[Task data]
== Segment start ==

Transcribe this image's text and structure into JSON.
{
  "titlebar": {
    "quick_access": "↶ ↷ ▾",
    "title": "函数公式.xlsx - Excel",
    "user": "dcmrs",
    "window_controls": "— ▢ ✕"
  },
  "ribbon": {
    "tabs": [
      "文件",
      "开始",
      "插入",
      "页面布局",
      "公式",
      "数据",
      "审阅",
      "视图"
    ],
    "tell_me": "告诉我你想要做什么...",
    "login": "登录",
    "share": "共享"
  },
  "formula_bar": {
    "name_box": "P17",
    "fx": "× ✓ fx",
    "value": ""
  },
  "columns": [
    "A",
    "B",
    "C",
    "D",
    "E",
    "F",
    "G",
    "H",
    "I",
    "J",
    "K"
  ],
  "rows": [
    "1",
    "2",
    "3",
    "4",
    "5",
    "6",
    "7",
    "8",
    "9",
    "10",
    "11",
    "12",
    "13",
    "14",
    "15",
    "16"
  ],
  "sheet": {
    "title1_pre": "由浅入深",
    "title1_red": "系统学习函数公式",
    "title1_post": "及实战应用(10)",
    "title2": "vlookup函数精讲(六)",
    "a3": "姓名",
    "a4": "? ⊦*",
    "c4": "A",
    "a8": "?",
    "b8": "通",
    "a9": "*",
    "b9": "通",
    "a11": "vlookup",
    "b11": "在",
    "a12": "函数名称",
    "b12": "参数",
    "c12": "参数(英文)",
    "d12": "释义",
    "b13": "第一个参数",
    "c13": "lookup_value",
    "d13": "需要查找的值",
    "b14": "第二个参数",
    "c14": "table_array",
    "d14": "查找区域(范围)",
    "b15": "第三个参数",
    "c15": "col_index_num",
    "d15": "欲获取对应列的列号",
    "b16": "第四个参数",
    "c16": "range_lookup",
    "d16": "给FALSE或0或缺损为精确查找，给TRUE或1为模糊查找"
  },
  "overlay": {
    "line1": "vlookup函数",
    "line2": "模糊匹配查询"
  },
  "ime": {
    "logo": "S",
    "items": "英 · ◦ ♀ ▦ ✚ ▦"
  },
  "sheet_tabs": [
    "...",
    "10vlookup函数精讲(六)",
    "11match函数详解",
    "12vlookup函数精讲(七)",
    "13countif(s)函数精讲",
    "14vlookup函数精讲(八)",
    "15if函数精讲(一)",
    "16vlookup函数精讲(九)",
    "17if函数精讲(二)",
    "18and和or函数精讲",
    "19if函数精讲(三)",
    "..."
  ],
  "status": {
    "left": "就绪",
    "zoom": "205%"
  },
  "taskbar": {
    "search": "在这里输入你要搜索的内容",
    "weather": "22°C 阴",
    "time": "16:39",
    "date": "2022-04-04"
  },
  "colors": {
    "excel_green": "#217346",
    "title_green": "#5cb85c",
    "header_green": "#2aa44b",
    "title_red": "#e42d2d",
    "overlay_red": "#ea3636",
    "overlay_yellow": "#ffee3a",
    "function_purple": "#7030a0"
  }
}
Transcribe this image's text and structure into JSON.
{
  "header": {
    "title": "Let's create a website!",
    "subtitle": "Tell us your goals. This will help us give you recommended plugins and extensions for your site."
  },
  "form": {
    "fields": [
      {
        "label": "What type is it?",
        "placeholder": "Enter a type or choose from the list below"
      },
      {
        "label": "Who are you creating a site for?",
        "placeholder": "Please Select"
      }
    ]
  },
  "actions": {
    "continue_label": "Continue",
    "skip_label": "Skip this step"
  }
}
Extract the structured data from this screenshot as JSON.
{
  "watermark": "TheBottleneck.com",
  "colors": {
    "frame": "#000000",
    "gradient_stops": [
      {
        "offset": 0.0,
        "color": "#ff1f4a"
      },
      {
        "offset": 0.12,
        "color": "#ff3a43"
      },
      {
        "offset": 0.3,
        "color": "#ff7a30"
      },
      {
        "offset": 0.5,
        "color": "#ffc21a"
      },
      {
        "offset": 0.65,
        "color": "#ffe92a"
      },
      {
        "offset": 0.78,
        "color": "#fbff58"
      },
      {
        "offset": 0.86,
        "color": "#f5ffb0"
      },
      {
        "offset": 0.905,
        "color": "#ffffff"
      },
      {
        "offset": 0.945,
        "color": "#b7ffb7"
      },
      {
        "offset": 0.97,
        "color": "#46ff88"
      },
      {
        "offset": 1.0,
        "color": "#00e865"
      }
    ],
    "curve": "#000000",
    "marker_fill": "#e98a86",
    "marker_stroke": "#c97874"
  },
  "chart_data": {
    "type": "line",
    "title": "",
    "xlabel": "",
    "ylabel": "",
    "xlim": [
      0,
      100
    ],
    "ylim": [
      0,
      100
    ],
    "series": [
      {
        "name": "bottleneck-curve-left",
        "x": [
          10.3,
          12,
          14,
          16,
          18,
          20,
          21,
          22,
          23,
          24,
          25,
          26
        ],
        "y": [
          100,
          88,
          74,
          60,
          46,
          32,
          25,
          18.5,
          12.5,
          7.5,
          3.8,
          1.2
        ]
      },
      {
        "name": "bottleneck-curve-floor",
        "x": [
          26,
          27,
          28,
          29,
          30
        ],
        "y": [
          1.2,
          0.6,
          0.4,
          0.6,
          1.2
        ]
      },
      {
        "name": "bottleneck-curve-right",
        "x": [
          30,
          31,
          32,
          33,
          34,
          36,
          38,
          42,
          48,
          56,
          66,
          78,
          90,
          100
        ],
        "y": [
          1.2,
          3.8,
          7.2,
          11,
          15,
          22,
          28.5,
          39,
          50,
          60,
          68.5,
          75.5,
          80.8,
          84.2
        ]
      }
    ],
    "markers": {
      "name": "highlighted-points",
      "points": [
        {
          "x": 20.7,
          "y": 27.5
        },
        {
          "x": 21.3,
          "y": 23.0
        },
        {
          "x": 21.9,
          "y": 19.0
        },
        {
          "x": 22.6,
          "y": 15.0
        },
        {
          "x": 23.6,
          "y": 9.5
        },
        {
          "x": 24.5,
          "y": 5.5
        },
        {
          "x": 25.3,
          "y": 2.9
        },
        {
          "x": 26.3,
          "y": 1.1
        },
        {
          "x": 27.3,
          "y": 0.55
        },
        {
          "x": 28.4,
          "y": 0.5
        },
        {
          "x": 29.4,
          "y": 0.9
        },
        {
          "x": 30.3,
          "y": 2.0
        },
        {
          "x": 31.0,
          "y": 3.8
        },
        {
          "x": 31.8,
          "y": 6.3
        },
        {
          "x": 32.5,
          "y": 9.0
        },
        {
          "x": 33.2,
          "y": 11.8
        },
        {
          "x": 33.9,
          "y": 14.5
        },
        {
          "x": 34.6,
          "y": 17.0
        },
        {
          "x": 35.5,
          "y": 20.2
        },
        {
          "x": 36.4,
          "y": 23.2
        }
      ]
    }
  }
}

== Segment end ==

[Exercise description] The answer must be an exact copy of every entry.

[Response to this task]
Transcribe this image's text and structure into JSON.
{
  "titlebar": {
    "quick_access": "↶ ↷ ▾",
    "title": "函数公式.xlsx - Excel",
    "user": "dcmrs",
    "window_controls": "— ▢ ✕"
  },
  "ribbon": {
    "tabs": [
      "文件",
      "开始",
      "插入",
      "页面布局",
      "公式",
      "数据",
      "审阅",
      "视图"
    ],
    "tell_me": "告诉我你想要做什么...",
    "login": "登录",
    "share": "共享"
  },
  "formula_bar": {
    "name_box": "P17",
    "fx": "× ✓ fx",
    "value": ""
  },
  "columns": [
    "A",
    "B",
    "C",
    "D",
    "E",
    "F",
    "G",
    "H",
    "I",
    "J",
    "K"
  ],
  "rows": [
    "1",
    "2",
    "3",
    "4",
    "5",
    "6",
    "7",
    "8",
    "9",
    "10",
    "11",
    "12",
    "13",
    "14",
    "15",
    "16"
  ],
  "sheet": {
    "title1_pre": "由浅入深",
    "title1_red": "系统学习函数公式",
    "title1_post": "及实战应用(10)",
    "title2": "vlookup函数精讲(六)",
    "a3": "姓名",
    "a4": "? ⊦*",
    "c4": "A",
    "a8": "?",
    "b8": "通",
    "a9": "*",
    "b9": "通",
    "a11": "vlookup",
    "b11": "在",
    "a12": "函数名称",
    "b12": "参数",
    "c12": "参数(英文)",
    "d12": "释义",
    "b13": "第一个参数",
    "c13": "lookup_value",
    "d13": "需要查找的值",
    "b14": "第二个参数",
    "c14": "table_array",
    "d14": "查找区域(范围)",
    "b15": "第三个参数",
    "c15": "col_index_num",
    "d15": "欲获取对应列的列号",
    "b16": "第四个参数",
    "c16": "range_lookup",
    "d16": "给FALSE或0或缺损为精确查找，给TRUE或1为模糊查找"
  },
  "overlay": {
    "line1": "vlookup函数",
    "line2": "模糊匹配查询"
  },
  "ime": {
    "logo": "S",
    "items": "英 · ◦ ♀ ▦ ✚ ▦"
  },
  "sheet_tabs": [
    "...",
    "10vlookup函数精讲(六)",
    "11match函数详解",
    "12vlookup函数精讲(七)",
    "13countif(s)函数精讲",
    "14vlookup函数精讲(八)",
    "15if函数精讲(一)",
    "16vlookup函数精讲(九)",
    "17if函数精讲(二)",
    "18and和or函数精讲",
    "19if函数精讲(三)",
    "..."
  ],
  "status": {
    "left": "就绪",
    "zoom": "205%"
  },
  "taskbar": {
    "search": "在这里输入你要搜索的内容",
    "weather": "22°C 阴",
    "time": "16:39",
    "date": "2022-04-04"
  },
  "colors": {
    "excel_green": "#217346",
    "title_green": "#5cb85c",
    "header_green": "#2aa44b",
    "title_red": "#e42d2d",
    "overlay_red": "#ea3636",
    "overlay_yellow": "#ffee3a",
    "function_purple": "#7030a0"
  }
}
Transcribe this image's text and structure into JSON.
{
  "header": {
    "title": "Let's create a website!",
    "subtitle": "Tell us your goals. This will help us give you recommended plugins and extensions for your site."
  },
  "form": {
    "fields": [
      {
        "label": "What type is it?",
        "placeholder": "Enter a type or choose from the list below"
      },
      {
        "label": "Who are you creating a site for?",
        "placeholder": "Please Select"
      }
    ]
  },
  "actions": {
    "continue_label": "Continue",
    "skip_label": "Skip this step"
  }
}
Extract the structured data from this screenshot as JSON.
{
  "watermark": "TheBottleneck.com",
  "colors": {
    "frame": "#000000",
    "gradient_stops": [
      {
        "offset": 0.0,
        "color": "#ff1f4a"
      },
      {
        "offset": 0.12,
        "color": "#ff3a43"
      },
      {
        "offset": 0.3,
        "color": "#ff7a30"
      },
      {
        "offset": 0.5,
        "color": "#ffc21a"
      },
      {
        "offset": 0.65,
        "color": "#ffe92a"
      },
      {
        "offset": 0.78,
        "color": "#fbff58"
      },
      {
        "offset": 0.86,
        "color": "#f5ffb0"
      },
      {
        "offset": 0.905,
        "color": "#ffffff"
      },
      {
        "offset": 0.945,
        "color": "#b7ffb7"
      },
      {
        "offset": 0.97,
        "color": "#46ff88"
      },
      {
        "offset": 1.0,
        "color": "#00e865"
      }
    ],
    "curve": "#000000",
    "marker_fill": "#e98a86",
    "marker_stroke": "#c97874"
  },
  "chart_data": {
    "type": "line",
    "title": "",
    "xlabel": "",
    "ylabel": "",
    "xlim": [
      0,
      100
    ],
    "ylim": [
      0,
      100
    ],
    "series": [
      {
        "name": "bottleneck-curve-left",
        "x": [
          10.3,
          12,
          14,
          16,
          18,
          20,
          21,
          22,
          23,
          24,
          25,
          26
        ],
        "y": [
          100,
          88,
          74,
          60,
          46,
          32,
          25,
          18.5,
          12.5,
          7.5,
          3.8,
          1.2
        ]
      },
      {
        "name": "bottleneck-curve-floor",
        "x": [
          26,
          27,
          28,
          29,
          30
        ],
        "y": [
          1.2,
          0.6,
          0.4,
          0.6,
          1.2
        ]
      },
      {
        "name": "bottleneck-curve-right",
        "x": [
          30,
          31,
          32,
          33,
          34,
          36,
          38,
          42,
          48,
          56,
          66,
          78,
          90,
          100
        ],
        "y": [
          1.2,
          3.8,
          7.2,
          11,
          15,
          22,
          28.5,
          39,
          50,
          60,
          68.5,
          75.5,
          80.8,
          84.2
        ]
      }
    ],
    "markers": {
      "name": "highlighted-points",
      "points": [
        {
          "x": 20.7,
          "y": 27.5
        },
        {
          "x": 21.3,
          "y": 23.0
        },
        {
          "x": 21.9,
          "y": 19.0
        },
        {
          "x": 22.6,
          "y": 15.0
        },
        {
          "x": 23.6,
          "y": 9.5
        },
        {
          "x": 24.5,
          "y": 5.5
        },
        {
          "x": 25.3,
          "y": 2.9
        },
        {
          "x": 26.3,
          "y": 1.1
        },
        {
          "x": 27.3,
          "y": 0.55
        },
        {
          "x": 28.4,
          "y": 0.5
        },
        {
          "x": 29.4,
          "y": 0.9
        },
        {
          "x": 30.3,
          "y": 2.0
        },
        {
          "x": 31.0,
          "y": 3.8
        },
        {
          "x": 31.8,
          "y": 6.3
        },
        {
          "x": 32.5,
          "y": 9.0
        },
        {
          "x": 33.2,
          "y": 11.8
        },
        {
          "x": 33.9,
          "y": 14.5
        },
        {
          "x": 34.6,
          "y": 17.0
        },
        {
          "x": 35.5,
          "y": 20.2
        },
        {
          "x": 36.4,
          "y": 23.2
        }
      ]
    }
  }
}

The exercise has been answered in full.